Deploy edgeHub to the gateway

When you first install IoT Edge on a device, only one system module starts automatically: the IoT Edge agent. Once you create the first deployment for a device, the second system module, the IoT Edge hub, is started as well.

The IoT Edge hub is responsible for receiving incoming messages from downstream devices and routing them to the next destination. If the edgeHub module isn't running on your device, create an initial deployment for your device. The deployment will look empty because you don't add any modules, but it will make sure that both system modules are running.

You can check which modules are running on a device by checking its device details in the Azure portal, viewing the device status in Visual Studio or Visual Studio Code, or by running the command iotedge list on the device itself.

If the edgeAgent module is running without the edgeHub module, use the following steps:

  1. In the Azure portal, navigate to your IoT hub.

  2. Go to IoT Edge and select your IoT Edge device that you want to use as a gateway.

  3. Select Set Modules.

  4. Select Next: Routes.

  5. On the Routes page, you should have a default route that sends all messages, whether from a module or from a downstream device, to IoT Hub. If not, add a new route with the following values then select Review + create:

    • Name: route
    • Value: FROM /messages/* INTO $upstream
  6. On the Review + create page, select Create.

Open ports on gateway device

Standard IoT Edge devices don't need any inbound connectivity to function, because all communication with IoT Hub is done through outbound connections. Gateway devices are different because they need to receive messages from their downstream devices. If a firewall is between the downstream devices and the gateway device, then communication needs to be possible through the firewall as well.

For a gateway scenario to work, at least one of the IoT Edge hub's supported protocols must be open for inbound traffic from downstream devices. The supported protocols are MQTT, AMQP, HTTPS, MQTT over WebSockets, and AMQP over WebSockets.

Port Protocol
8883 MQTT
5671 AMQP

Route messages from downstream devices

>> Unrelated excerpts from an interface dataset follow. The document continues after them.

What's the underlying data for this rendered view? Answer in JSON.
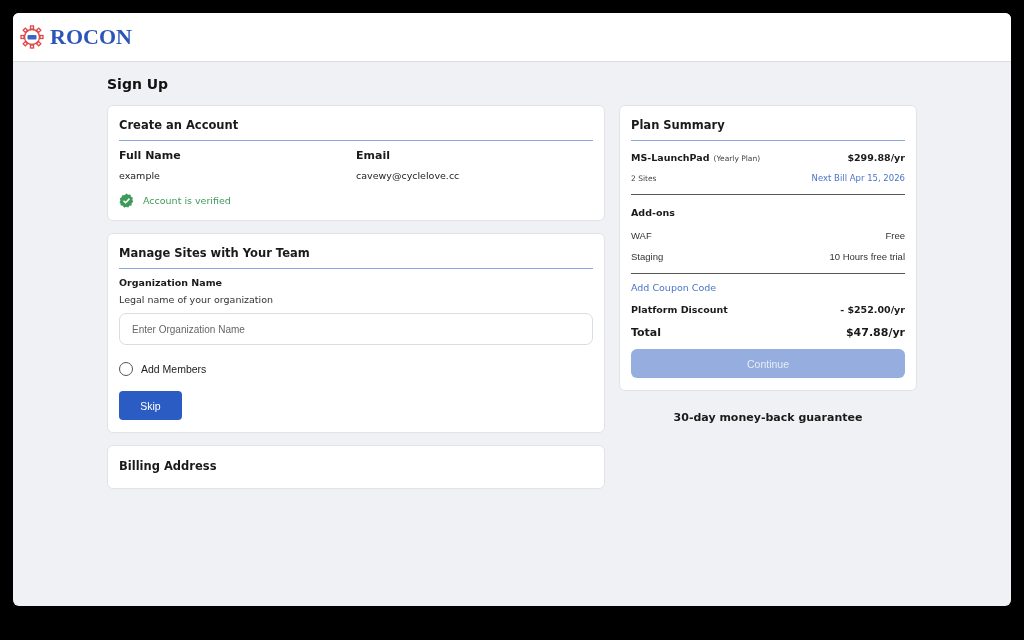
{
  "logo": {
    "text": "ROCON"
  },
  "page_title": "Sign Up",
  "account": {
    "title": "Create an Account",
    "fields": [
      {
        "label": "Full Name",
        "value": "example"
      },
      {
        "label": "Email",
        "value": "cavewy@cyclelove.cc"
      }
    ],
    "verified": true,
    "verified_text": "Account is verified"
  },
  "team": {
    "title": "Manage Sites with Your Team",
    "org_label": "Organization Name",
    "org_hint": "Legal name of your organization",
    "org_placeholder": "Enter Organization Name",
    "add_members": {
      "label": "Add Members",
      "checked": false
    },
    "skip_button": "Skip"
  },
  "billing": {
    "title": "Billing Address"
  },
  "plan": {
    "title": "Plan Summary",
    "name": "MS-LaunchPad",
    "period": "(Yearly Plan)",
    "price": "$299.88/yr",
    "sites": "2 Sites",
    "next_bill": "Next Bill Apr 15, 2026",
    "addons_title": "Add-ons",
    "addons": [
      {
        "name": "WAF",
        "value": "Free"
      },
      {
        "name": "Staging",
        "value": "10 Hours free trial"
      }
    ],
    "coupon_link": "Add Coupon Code",
    "discount_label": "Platform Discount",
    "discount_value": "- $252.00/yr",
    "total_label": "Total",
    "total_value": "$47.88/yr",
    "continue": {
      "label": "Continue",
      "disabled": true
    }
  },
  "guarantee": "30-day money-back guarantee"
}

The IoT Edge runtime can route messages sent from downstream devices just like messages sent by modules. This feature allows you to perform analytics in a module running on the gateway before sending any data to the cloud.

Currently, the way that you route messages sent by downstream devices is by differentiating them from messages sent by modules. Messages sent by modules all contain a system property called connectionModuleId but messages sent by downstream devices do not. You can use the WHERE clause of the route to exclude any messages that contain that system property.

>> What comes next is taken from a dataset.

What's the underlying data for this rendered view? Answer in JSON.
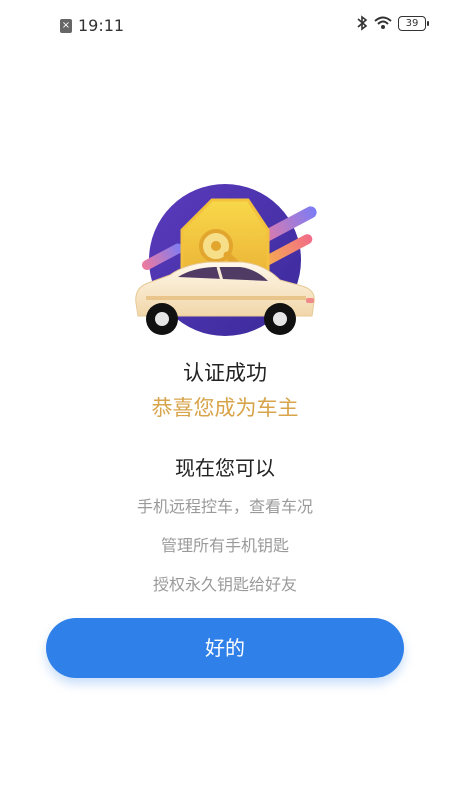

The below route is an example that would send messages from any downstream device to a module named ai_insights, and then from ai_insights to IoT Hub.

        "sensorToAIInsightsInput1":"FROM /messages/* WHERE NOT IS_DEFINED($connectionModuleId) INTO BrokeredEndpoint(\"/modules/ai_insights/inputs/input1\")",
        "AIInsightsToIoTHub":"FROM /messages/modules/ai_insights/outputs/output1 INTO $upstream"

For more information about message routing, see Deploy modules and establish routes.

Enable extended offline operation

Starting with the 1.0.4 release of the IoT Edge runtime, the gateway device and downstream devices connecting to it can be configured for extended offline operation.

With this capability, local modules or downstream devices can reauthenticate with the IoT Edge device as needed and communicate with each other using messages and methods even when disconnected from the IoT hub. For more information, see Understand extended offline capabilities for IoT Edge devices, modules, and child devices.

To enable extended offline capabilities, you establish a parent-child relationship between an IoT Edge gateway device and downstream devices that will connect to it. Those steps are explained in more detail in the next article of this series, Authenticate a downstream device to Azure IoT Hub.

Next steps

Now that you have an IoT Edge device set up as a transparent gateway, you need to configure your downstream devices to trust the gateway and send messages to it. Continue on to Authenticate a downstream device to Azure IoT Hub for the next steps in setting up your transparent gateway scenario.